“In the papers submitted in support of its motion, defendant admitted receiving plaintiff’s claim form. In an affirmation, defendant’s counsel established that an initial EUO scheduling letter had been timely mailed to plaintiff’s assignor (see Vincent’s Hosp. of Richmond v Government Empls. Ins. Co., 50 AD3d 1123, 857 N.Y.S.2d 211 [2008]; 11 NYCRR 65-3.5 [b]), but further demonstrated that the follow-up EUO scheduling letter had not been timely mailed (see 11 NYCRR 65-3.6 [b]).  Contrary to defendant’s contention, 11 NYCRR 65-3.8 [l] specifically states that it does not apply to follow-up requests for verification. As a result, because defendant’s follow-up EUO scheduling letter was untimely, the NF-10 denial of claim form which defendant eventually sent was untimely

No need to send letter to attorney January 19, 2018

Recover Med. Servs., P.C. v Ameriprise Ins. Co.,  2017 NY Slip Op 51892(U)(App. Term 2d Dept. 2017)

Upon review of my blog, I failed to note this case.

With respect to the remaining three bills, there is no merit to plaintiff’s argument that, pursuant to 11 NYCRR 65-3.6 (b), defendant was required to send plaintiff’s attorney a delay letter upon sending the follow-up EUO scheduling letter to plaintiff. The requirement to send a delay letter arises only where the verification is sought from a person or entity other than the plaintiff (see Advantage Radiology, P.C. v Nationwide Mut. Ins. Co., 55 Misc 3d 91, 53 N.Y.S.3d 452 [App Term, 2d Dept, 9th & 10th Jud Dists 2017]; see also GNK Med. Supply, Inc. v Tri-State Consumer Ins. Co., 37 Misc 3d 138[A], 964 N.Y.S.2d 59, 2012 NY Slip Op 52195[U] [App Term, 1st Dept 2012]). Here, where defendant sought plaintiff’s EUO, there was no such requirement.”

This case is just an off shoot of Advantage Radiology.

Verification issues January 19, 2018

Atlantic Radiology Imaging, P.C. v Travelers Prop. Cas. Co. of Am., 2018 NY Slip Op 50053(U)(App. Term 1st Dept. 2018)

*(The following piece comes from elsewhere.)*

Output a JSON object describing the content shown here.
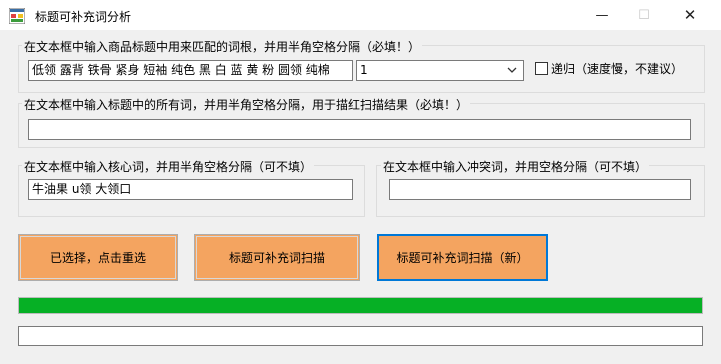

“It being undisputed on this record that plaintiff failed to fully respond to the defendant-insurer’s verification requests, defendant established its prima facie entitlement to summary judgment dismissing the underlying first-party no-fault claims as premature (see St. Vincent Med. Care, P.C. v. Country Wide Ins. Co., 80 AD3d 599, 600 [2011]). Even accepting plaintiff’s speculative assertion that defendant’s followup verification request was issued two days beyond the 10-day period prescribed by the regulation (see 11 NYCRR 65-3.6), this does not, under the circumstances here presented, deprive defendant of the benefit of the tolling of the 30-day period during which an insurer must pay or deny the claim (see Infinity Health Prods., Ltd. v Eveready Ins. Co., 67 AD3d 862 [2009]; Triangle R Inc. v Praetorian Ins. Co., 30 Misc 3d 129[A], 2010 NY Slip Op 52294[U] [App Term, 1st Dept 2010]).”

Two points to be fleshed out here.  First, all verification was not received.  Problem.  Second, the follow-up can be late without consequence.  I sense divergence from the Second Department (AT).

Initially, a late follow-up according to the AT second department eliminated the toll.  The AT First says otherwise.

Second, how do you harmonize the line of AT 2nd cases saying that the affidavit of compliance with verification is sufficient whereas this case which seems to look for record support regarding received verification?